HOW to persuade an undiscerning public to provide you with a living. Begin with an episode in a network TV series. Get some geeks to turn the concept into a video game. And inflate the result into a big-screen movie.
Writers Phil Hay and Matt Manfredi postulate a branch of the Boston Police Department to which cops killed in the line of duty are assigned to the task of ridding the after-world of really bad guys.
This is a different notion from the traditional heaven where good guys rest In peace and hell where bad guys suffer eternal discomfort. Any film varying a concept that has, for better or worse, guided the moral and spiritual values of mainstream Europe for nearly two millennia deserves a look, however glancing.
There’s little novelty in Robert Schwentke’s fantasy actioner.
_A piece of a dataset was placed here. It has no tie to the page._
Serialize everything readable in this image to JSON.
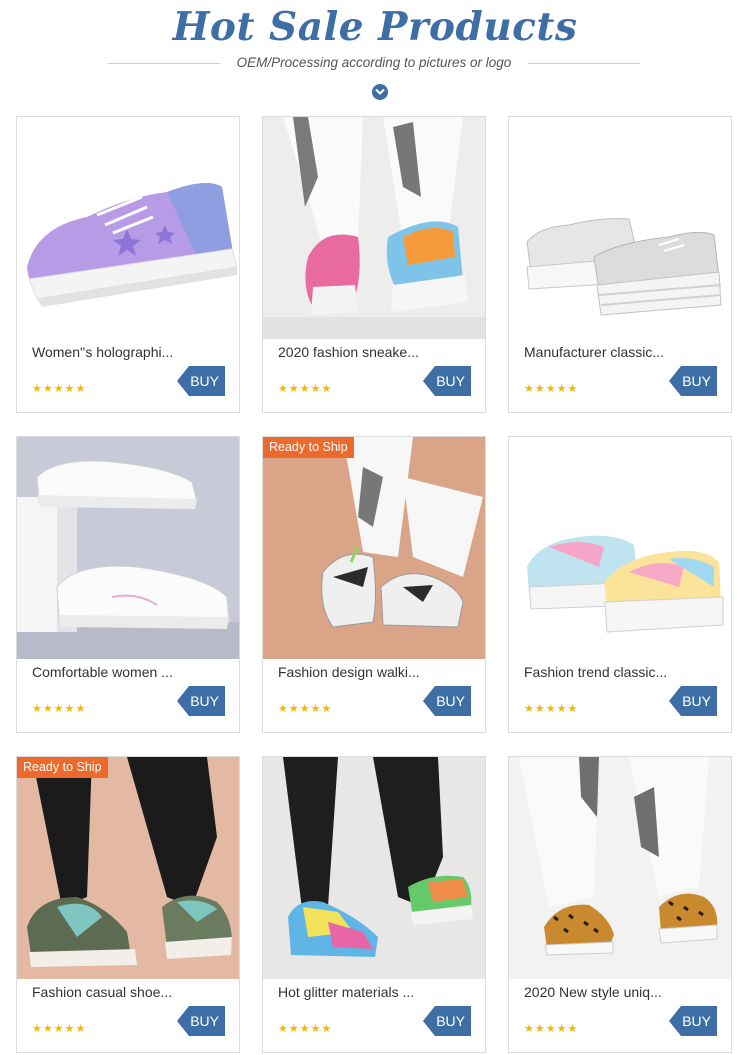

When Nick (Ryan Reynolds) arrives at RIPD office after having been murdered by colleague Hayes (Kevin Bacon), the Proctor (Mary-Louise Parker) teams him with Roy (Jeff Bridges) who for nearly two centuries has brought a tradition of rough and ready Western justice to the work.
From there, “R.I.P.D.” is pure vanilla fantasy with modern visual graphics embellishing a quite straightforward crime action plot with familiar screens full of destruction, road rage, punch ups, grotesque villains and shootouts leading to a conclusion that will surprise nobody.
At Dendy, Hoyts and Limelight